WordPress taxonomy unions

Posted by on Oct 11, 2010 in Blog | No Comments

How do I get Wordpress to display everything in my website tagged “publications” AND “employability”? After looking for “WordPress multiple tags” allover the place I realized my novice self was not even searching for the right terms. What I should have been looking for is “Wordpress taxonomy intersections unions” (e.e.: always the beautiful answer who asks a more beautiful question).

Create an open access repository

Posted by on Oct 8, 2010 in Blog | 2 Comments

Joe and I are overhauling the Technology & Social Change Group website. I took a step back this week to think about what’s most important for this first version, and how we’re going to transfer over our existing content. I’ve dubbed TASCHA website 1.0 the “does-not-suck version” in order to keep us focused on the basics, pull together all of our content, and push discussions about feature requests to the point in time where we have something up that works and something concrete to react to.

Collaborative consumption

Posted by on Sep 27, 2010 in Blog | 2 Comments

I was telling a friend this weekend that bike-sharing — a la bixi — is one of the fastest-growing forms of transportation in the world. But then I faltered: Really? I forgot where I got this little factoid. Good thing for me the lovely peeps at Station C posted the video up on their blog — pointing out that coworking is also part of this trend. So… I still don’t know if it’s true for real. (I want it to be!) but at least I know where my factoid came from.

Microhistory, margins, methods

Posted by on Sep 20, 2010 in Blog | No Comments

All historical narratives are hypothetical to greater or lesser degrees, but what makes them plausible? By reducing the scale of observation, microhistorians argued that they are more likely to reveal the complicated function of individual relationships within each and every social setting and they stressed its difference from larger norms. Nearly all cases which microhistorians deal with have one thing in common; they all caught the attention of the authorities, thus establishing their archival existence. They illustrate the function of the formal institutions in power and how they handle people’s affairs.

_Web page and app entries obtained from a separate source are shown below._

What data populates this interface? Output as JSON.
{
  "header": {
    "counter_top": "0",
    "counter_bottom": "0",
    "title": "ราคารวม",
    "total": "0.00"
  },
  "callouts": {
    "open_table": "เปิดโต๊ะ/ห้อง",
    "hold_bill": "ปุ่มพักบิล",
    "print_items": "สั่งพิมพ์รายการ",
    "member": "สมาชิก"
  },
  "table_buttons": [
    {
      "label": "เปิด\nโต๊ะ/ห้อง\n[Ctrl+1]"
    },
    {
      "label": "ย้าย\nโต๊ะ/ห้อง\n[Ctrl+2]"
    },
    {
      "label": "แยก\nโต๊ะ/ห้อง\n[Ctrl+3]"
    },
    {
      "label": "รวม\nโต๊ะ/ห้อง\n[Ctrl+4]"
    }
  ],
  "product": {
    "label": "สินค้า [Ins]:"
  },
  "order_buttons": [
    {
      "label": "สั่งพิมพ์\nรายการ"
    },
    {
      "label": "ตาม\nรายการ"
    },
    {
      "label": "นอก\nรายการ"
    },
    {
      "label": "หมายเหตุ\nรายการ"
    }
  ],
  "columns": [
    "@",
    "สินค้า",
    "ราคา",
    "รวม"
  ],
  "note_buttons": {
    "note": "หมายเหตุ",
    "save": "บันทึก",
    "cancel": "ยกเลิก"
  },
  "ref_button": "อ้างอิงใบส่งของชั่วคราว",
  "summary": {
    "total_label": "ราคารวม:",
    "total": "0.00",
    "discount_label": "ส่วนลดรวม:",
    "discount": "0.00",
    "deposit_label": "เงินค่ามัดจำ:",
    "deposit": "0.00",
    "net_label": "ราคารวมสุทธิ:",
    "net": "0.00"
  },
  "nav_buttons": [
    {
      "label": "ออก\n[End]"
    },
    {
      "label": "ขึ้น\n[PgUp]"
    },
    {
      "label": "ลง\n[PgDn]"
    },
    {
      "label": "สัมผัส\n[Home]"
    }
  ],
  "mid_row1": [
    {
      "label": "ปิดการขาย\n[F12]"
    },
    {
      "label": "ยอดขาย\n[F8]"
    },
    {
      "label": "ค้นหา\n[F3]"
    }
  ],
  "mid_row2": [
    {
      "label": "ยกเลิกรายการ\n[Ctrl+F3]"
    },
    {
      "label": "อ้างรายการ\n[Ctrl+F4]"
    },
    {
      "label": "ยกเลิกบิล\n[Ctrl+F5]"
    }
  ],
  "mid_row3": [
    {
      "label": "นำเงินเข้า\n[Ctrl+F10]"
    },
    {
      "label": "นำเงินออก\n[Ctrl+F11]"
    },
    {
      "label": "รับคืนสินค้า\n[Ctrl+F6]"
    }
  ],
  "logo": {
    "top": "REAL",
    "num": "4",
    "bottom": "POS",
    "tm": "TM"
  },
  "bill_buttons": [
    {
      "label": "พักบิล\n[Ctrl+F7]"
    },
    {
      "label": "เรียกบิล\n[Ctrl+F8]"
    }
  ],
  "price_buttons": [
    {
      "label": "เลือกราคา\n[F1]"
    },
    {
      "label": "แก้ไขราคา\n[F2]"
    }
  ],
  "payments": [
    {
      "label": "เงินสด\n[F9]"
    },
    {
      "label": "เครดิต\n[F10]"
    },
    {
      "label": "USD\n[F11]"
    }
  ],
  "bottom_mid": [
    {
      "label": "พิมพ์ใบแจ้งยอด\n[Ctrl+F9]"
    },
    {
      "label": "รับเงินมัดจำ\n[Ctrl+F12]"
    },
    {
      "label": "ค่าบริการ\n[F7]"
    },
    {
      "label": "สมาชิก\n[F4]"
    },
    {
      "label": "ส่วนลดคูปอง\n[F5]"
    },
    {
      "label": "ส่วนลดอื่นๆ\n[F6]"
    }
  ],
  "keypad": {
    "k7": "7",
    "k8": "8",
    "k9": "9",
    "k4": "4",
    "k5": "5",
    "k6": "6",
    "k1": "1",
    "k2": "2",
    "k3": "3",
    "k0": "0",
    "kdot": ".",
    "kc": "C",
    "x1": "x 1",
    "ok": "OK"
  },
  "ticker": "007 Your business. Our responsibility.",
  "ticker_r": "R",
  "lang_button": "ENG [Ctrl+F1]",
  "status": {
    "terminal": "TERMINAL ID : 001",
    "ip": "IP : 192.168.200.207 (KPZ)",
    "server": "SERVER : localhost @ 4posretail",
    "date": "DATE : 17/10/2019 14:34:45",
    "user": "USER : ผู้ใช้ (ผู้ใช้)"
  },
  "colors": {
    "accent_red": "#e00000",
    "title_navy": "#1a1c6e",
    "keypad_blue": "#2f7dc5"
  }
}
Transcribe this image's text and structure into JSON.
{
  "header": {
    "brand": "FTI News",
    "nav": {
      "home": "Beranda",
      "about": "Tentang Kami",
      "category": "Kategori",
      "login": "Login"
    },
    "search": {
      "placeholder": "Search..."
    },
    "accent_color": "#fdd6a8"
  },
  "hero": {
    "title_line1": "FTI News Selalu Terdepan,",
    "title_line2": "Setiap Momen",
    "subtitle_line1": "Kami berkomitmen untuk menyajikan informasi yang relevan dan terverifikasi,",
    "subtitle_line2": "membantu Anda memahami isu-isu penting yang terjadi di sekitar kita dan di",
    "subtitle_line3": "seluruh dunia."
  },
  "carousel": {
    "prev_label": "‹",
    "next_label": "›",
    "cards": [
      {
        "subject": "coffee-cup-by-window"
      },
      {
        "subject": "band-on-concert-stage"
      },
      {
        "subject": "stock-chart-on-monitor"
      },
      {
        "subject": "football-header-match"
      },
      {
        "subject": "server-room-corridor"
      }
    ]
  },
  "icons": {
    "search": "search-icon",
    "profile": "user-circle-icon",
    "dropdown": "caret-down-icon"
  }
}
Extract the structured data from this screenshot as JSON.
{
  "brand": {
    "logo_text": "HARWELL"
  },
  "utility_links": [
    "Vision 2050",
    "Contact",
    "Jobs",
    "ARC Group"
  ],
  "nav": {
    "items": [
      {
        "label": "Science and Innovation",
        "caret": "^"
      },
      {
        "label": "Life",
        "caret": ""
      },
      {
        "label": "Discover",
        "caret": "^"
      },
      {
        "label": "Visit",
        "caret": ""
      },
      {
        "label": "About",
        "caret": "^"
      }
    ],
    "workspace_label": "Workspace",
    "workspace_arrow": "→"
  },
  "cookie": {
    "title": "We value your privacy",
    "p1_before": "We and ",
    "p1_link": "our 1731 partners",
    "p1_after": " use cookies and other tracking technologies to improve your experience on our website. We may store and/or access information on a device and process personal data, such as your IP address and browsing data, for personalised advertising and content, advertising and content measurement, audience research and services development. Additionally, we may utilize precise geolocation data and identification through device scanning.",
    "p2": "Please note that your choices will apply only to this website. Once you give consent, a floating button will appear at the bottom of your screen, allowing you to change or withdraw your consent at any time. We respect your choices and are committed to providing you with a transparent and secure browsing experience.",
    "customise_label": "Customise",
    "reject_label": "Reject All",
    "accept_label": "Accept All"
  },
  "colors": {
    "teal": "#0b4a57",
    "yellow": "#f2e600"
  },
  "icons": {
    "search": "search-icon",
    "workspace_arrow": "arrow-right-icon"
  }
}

Open research, open data, open development

Posted by on Sep 16, 2010 in Blog | 5 Comments

I’ve been thinking about this for a while now, gathering resources, printing out stuff to read. Waiting for the right time to pull it all together into a tidy package. Well forget it. Instead I’m going to dribble it out bit by bit.

Nathan Englander reads Isaac Bashevis Singer’s “Disguised”

Posted by on Aug 31, 2010 in Blog | No Comments

Nathan Englander reads Isaac Bashevis Singer’s “Disguised” for The New Yorker’s monthly reading and conversation with Deborah Treisman. Englander’s voice couldn’t be more perfect.

One-dollar books and why reading history matters

Posted by on Aug 31, 2010 in Blog | 2 Comments

I’m loving Orlando Figues’s A People’s Tragedy: The Russian Revolution 1891–1924. This summer, I read it to Liam at night before bed. How do I get my teenager to listen, you ask? Trust me: plenty of blood and guts in here to keep any 13-year-old happy. Then along comes an Economist story about Chinese workers — full of the same themes. Uncanny.

The Mortician’s Daughter

Posted by on Aug 19, 2010 in Blog | No Comments

This was the song of the day a while ago, but I think I cheated and only posted it via Twitter. It’s by Freedy Johnston. It’s sad in a perfect way. It came to me via the hippest theologian — ever.

Delicious audio

Posted by on Aug 9, 2010 in Blog | No Comments

Quick note to let you know that today in my travels I came across two lovely audio collections: NPR’s books that changed the world and James Bridle’s new podcast, Mattins.

Make music in the kitchen, the back seat of the car, wherever

Posted by on Aug 7, 2010 in Blog | One Comment

Think about it: Wouldn’t it be so nice if making music was something mostpeople did? Like writing and reading. Not something you consume. Not something veryspecial verytalented people make for you. Instead an everyday creative, collective act. A joyous togethering, washing away for a moment pain and discord. I would like that so much.